The state also has a responsibility in the matter. Sharmila Farooqi, an MPA (Sindh), who was the chief guest at Sparc’s seminar last week, was right when she said it was difficult to get the state to keep a check on child domestic labour given its invisibility. She emphasised the importance of tackling the issue at the social level.

However, one cannot absolve the state of its responsibility in the matter. It must respond to Sparc’s demand to include domestic work in the list of banned sectors from which children must be kept out under the Child Employment Act of 1991.

Apart from that, it is time the state took its responsibility of providing compulsory and free education under Article 25-A of the Constitution for children from five to 16 years of age seriously. If this were done, children would be in school rather than slaving in their employers’ homes. If any state functionary defends the government’s performance in the education sector, she or he has much to answer for.

Surprisingly, no one thinks much of the damage that is caused to a child’s psyche when she is taken away from her family, is subjected to physical and verbal abuse, and is starved of love. I have actually seen young girls tending the little children of their employers and feeding them fancy food in restaurants while being denied the food themselves.
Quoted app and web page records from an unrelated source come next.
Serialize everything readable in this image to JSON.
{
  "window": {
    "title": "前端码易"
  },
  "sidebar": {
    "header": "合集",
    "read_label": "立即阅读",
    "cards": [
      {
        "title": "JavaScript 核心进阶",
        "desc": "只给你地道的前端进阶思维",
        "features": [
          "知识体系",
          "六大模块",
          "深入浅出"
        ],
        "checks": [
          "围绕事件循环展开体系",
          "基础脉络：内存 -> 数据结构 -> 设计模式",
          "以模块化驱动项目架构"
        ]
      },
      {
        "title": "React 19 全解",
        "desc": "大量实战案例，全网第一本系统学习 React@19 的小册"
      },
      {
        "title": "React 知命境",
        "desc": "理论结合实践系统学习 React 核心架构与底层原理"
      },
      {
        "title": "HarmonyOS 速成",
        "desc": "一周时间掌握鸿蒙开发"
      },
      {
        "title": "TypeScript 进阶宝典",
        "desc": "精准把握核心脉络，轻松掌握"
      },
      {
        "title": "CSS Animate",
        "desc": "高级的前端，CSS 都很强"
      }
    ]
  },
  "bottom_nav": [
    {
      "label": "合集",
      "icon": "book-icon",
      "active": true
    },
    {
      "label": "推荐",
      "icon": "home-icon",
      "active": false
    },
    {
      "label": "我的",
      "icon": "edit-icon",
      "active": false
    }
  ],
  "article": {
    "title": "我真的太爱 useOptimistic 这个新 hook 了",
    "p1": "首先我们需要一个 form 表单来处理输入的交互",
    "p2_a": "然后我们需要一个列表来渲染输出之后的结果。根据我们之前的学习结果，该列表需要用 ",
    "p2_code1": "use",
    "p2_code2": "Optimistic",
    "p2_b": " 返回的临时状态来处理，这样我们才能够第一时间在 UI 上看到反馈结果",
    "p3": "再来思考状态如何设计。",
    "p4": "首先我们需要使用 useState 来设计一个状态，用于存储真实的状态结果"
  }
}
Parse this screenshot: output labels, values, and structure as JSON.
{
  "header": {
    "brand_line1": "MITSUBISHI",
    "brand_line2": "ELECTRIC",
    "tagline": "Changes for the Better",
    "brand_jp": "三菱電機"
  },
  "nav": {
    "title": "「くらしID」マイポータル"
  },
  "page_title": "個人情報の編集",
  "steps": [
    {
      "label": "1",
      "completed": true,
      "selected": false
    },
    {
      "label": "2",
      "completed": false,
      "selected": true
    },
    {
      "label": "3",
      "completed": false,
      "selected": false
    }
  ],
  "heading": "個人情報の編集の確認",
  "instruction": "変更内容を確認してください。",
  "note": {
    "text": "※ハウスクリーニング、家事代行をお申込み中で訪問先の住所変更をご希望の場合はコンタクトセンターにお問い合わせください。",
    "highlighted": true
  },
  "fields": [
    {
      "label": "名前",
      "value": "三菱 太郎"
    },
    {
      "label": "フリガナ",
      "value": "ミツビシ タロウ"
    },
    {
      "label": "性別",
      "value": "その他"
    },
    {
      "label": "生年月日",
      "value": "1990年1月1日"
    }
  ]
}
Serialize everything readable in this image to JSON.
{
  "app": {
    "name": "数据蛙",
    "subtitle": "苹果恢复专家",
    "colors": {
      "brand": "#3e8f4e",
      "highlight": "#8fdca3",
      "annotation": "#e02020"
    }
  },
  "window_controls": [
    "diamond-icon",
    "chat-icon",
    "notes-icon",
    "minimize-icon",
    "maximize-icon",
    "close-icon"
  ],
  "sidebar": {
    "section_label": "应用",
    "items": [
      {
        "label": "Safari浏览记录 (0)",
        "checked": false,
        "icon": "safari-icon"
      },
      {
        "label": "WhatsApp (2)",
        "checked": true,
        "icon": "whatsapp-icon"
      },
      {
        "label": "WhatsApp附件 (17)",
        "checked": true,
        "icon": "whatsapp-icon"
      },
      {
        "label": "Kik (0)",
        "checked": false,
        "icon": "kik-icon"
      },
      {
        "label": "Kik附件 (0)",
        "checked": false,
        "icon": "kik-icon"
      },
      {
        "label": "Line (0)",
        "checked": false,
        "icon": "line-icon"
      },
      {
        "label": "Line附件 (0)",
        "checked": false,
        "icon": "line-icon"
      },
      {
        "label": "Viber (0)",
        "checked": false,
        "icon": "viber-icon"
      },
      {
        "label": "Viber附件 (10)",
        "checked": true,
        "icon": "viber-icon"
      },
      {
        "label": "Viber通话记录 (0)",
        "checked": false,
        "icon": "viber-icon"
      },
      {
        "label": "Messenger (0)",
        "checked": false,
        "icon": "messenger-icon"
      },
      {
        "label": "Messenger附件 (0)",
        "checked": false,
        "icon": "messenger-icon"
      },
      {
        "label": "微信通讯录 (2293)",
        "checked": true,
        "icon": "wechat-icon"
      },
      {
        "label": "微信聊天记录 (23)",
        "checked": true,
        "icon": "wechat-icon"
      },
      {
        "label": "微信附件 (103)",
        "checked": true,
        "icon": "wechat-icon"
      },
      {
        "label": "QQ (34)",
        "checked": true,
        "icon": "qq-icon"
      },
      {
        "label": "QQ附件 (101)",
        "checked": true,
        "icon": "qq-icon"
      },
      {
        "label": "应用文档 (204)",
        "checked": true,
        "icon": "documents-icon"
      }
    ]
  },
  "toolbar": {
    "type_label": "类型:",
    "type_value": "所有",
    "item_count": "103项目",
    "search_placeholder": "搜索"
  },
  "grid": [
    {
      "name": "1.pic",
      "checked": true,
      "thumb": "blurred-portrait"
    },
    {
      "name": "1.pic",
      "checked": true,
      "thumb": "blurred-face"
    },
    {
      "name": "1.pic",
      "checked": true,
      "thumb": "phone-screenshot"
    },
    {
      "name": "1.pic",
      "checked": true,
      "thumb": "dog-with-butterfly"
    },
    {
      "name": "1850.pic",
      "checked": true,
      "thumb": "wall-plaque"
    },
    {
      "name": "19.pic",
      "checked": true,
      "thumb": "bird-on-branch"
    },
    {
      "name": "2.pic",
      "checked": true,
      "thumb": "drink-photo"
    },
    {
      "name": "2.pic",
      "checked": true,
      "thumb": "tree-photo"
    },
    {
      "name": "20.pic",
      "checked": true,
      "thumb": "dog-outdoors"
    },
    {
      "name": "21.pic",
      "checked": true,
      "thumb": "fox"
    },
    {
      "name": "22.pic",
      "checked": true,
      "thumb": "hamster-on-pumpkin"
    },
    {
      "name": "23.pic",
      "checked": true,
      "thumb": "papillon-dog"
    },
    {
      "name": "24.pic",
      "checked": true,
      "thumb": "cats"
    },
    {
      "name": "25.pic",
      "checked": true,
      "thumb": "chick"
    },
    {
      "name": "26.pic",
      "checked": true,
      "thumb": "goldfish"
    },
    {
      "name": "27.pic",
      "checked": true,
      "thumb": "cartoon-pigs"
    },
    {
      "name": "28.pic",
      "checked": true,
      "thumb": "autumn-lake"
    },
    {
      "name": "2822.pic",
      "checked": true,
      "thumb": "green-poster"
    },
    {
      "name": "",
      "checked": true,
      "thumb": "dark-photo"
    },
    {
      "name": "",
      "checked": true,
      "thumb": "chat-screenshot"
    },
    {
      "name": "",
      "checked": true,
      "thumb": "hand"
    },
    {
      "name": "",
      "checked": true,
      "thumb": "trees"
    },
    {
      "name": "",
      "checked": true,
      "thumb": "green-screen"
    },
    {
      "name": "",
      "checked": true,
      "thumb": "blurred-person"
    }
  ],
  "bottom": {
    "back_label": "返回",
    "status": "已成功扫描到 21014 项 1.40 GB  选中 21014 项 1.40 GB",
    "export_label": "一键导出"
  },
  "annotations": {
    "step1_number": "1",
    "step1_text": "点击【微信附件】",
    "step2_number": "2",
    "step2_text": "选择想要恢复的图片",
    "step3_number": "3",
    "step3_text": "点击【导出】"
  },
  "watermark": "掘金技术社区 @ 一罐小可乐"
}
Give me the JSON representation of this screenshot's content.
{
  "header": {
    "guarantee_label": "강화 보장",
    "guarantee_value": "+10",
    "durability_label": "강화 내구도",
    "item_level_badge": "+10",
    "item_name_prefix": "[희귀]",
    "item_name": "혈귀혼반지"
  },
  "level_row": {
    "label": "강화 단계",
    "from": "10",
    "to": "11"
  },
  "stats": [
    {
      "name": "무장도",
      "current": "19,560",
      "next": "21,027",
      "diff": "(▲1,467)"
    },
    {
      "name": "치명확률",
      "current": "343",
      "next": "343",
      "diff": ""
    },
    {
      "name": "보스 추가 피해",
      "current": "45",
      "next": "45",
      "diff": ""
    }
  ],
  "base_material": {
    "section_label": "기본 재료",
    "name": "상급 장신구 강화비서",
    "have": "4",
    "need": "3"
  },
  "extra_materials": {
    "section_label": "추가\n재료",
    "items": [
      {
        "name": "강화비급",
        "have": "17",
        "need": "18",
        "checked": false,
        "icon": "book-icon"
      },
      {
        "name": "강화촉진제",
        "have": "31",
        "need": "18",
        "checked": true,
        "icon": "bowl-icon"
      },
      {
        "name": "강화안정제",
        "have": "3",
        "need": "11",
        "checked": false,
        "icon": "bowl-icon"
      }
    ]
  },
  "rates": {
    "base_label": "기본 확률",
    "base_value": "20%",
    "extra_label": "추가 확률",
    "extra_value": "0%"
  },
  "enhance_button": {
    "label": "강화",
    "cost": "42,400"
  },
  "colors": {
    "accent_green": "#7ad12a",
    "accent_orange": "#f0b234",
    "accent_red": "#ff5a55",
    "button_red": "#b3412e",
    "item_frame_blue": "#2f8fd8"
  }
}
How do the little workers barely older than their wards feel when they watch love and toys being showered by parents on those they are taking care of? This is the fate of the children of the lesser gods.

Isn’t it surprising that they still grow up to be as sane as they are? If a handful of them become criminals can we blame them?